Doctor of Philosophy (PhD)

Document Type

Doctoral Dissertation


Arts and Sciences



First Advisor

Dr. David Olster


Judean hagiographies are unusual. Some are unexpectedly structured: a saint’s life in the form of a history text. Others offer surprising content. Expected hagiographic stylizations, for example, often depict moments in which the saint is offered money for a miracle. In such cases the saint invariably refuses. Judean saints, however, accept gratitude willingly – often with cash amounts recorded.

The peculiarities of these works have regularly been examined on literary and theological grounds. In this dissertation I propose a different approach: socio-economic context. The monasteries that produced these texts were utterly dominated by the environment of Christian Jerusalem. Although often commented upon, the unmined implications of this reality hold the key to understanding these hagiographies. It is only by examining these monasteries’ ties to – and embeddedness within – their peculiar context that we can perceive the mindset that produced such baffling texts.

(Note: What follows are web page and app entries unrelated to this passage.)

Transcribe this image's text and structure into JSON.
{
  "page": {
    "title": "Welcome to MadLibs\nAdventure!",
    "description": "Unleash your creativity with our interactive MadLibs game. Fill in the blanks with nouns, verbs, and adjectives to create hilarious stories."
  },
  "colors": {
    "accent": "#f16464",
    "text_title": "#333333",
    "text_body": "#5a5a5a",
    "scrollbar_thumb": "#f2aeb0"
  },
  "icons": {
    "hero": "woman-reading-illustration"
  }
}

Lengthy historical, literary, and archaeological analysis force Judean hagiography to give up its secrets. These works were in fact not odd at all. Rather, they were hyper-specialized, a unique adaptation to a unique environment. True, we do not see their like in other eastern regions over the span of late antiquity. Yet this is to be expected. Nowhere else can we find the particular conditions that brought these works into being. Nor can we understand the Judean works absent their milieu. It is only upon the foundation of layers of context that these hagiographies stand high enough to view. They were, most accurately, Holy Land hagiographies: a label as unique as the land that produced them.

Digital Object Identifier (DOI)